RECORDED INFORMATION:
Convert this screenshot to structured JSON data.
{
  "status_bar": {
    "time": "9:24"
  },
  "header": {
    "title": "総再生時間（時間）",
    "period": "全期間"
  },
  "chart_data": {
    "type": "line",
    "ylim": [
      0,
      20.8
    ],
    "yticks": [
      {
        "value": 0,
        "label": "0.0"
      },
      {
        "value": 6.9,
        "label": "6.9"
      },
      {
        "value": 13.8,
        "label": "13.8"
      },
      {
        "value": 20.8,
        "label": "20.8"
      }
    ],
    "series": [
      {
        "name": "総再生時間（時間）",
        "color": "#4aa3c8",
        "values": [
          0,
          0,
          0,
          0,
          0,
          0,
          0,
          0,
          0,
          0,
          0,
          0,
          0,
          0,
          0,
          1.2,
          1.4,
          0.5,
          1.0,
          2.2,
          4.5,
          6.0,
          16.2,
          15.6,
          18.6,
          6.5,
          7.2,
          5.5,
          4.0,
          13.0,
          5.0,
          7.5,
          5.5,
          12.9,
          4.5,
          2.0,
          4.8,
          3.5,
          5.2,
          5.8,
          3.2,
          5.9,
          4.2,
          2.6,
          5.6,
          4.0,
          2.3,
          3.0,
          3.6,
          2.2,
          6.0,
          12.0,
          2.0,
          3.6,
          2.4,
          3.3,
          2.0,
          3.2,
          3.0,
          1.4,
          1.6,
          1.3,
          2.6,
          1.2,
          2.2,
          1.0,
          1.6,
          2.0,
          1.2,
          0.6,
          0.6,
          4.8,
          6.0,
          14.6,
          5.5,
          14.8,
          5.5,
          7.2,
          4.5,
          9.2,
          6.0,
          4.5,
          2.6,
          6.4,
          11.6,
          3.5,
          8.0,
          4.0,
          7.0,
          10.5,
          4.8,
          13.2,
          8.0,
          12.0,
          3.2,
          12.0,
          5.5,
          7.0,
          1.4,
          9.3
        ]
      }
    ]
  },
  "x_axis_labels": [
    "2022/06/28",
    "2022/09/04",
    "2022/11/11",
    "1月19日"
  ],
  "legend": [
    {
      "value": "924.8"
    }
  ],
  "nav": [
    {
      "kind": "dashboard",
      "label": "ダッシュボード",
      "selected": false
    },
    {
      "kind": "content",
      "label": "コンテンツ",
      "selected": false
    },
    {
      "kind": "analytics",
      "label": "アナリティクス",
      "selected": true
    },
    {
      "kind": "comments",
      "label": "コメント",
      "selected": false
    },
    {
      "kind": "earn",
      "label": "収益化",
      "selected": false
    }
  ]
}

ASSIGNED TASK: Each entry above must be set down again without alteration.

ANSWER:
Convert this screenshot to structured JSON data.
{
  "status_bar": {
    "time": "9:24"
  },
  "header": {
    "title": "総再生時間（時間）",
    "period": "全期間"
  },
  "chart_data": {
    "type": "line",
    "ylim": [
      0,
      20.8
    ],
    "yticks": [
      {
        "value": 0,
        "label": "0.0"
      },
      {
        "value": 6.9,
        "label": "6.9"
      },
      {
        "value": 13.8,
        "label": "13.8"
      },
      {
        "value": 20.8,
        "label": "20.8"
      }
    ],
    "series": [
      {
        "name": "総再生時間（時間）",
        "color": "#4aa3c8",
        "values": [
          0,
          0,
          0,
          0,
          0,
          0,
          0,
          0,
          0,
          0,
          0,
          0,
          0,
          0,
          0,
          1.2,
          1.4,
          0.5,
          1.0,
          2.2,
          4.5,
          6.0,
          16.2,
          15.6,
          18.6,
          6.5,
          7.2,
          5.5,
          4.0,
          13.0,
          5.0,
          7.5,
          5.5,
          12.9,
          4.5,
          2.0,
          4.8,
          3.5,
          5.2,
          5.8,
          3.2,
          5.9,
          4.2,
          2.6,
          5.6,
          4.0,
          2.3,
          3.0,
          3.6,
          2.2,
          6.0,
          12.0,
          2.0,
          3.6,
          2.4,
          3.3,
          2.0,
          3.2,
          3.0,
          1.4,
          1.6,
          1.3,
          2.6,
          1.2,
          2.2,
          1.0,
          1.6,
          2.0,
          1.2,
          0.6,
          0.6,
          4.8,
          6.0,
          14.6,
          5.5,
          14.8,
          5.5,
          7.2,
          4.5,
          9.2,
          6.0,
          4.5,
          2.6,
          6.4,
          11.6,
          3.5,
          8.0,
          4.0,
          7.0,
          10.5,
          4.8,
          13.2,
          8.0,
          12.0,
          3.2,
          12.0,
          5.5,
          7.0,
          1.4,
          9.3
        ]
      }
    ]
  },
  "x_axis_labels": [
    "2022/06/28",
    "2022/09/04",
    "2022/11/11",
    "1月19日"
  ],
  "legend": [
    {
      "value": "924.8"
    }
  ],
  "nav": [
    {
      "kind": "dashboard",
      "label": "ダッシュボード",
      "selected": false
    },
    {
      "kind": "content",
      "label": "コンテンツ",
      "selected": false
    },
    {
      "kind": "analytics",
      "label": "アナリティクス",
      "selected": true
    },
    {
      "kind": "comments",
      "label": "コメント",
      "selected": false
    },
    {
      "kind": "earn",
      "label": "収益化",
      "selected": false
    }
  ]
}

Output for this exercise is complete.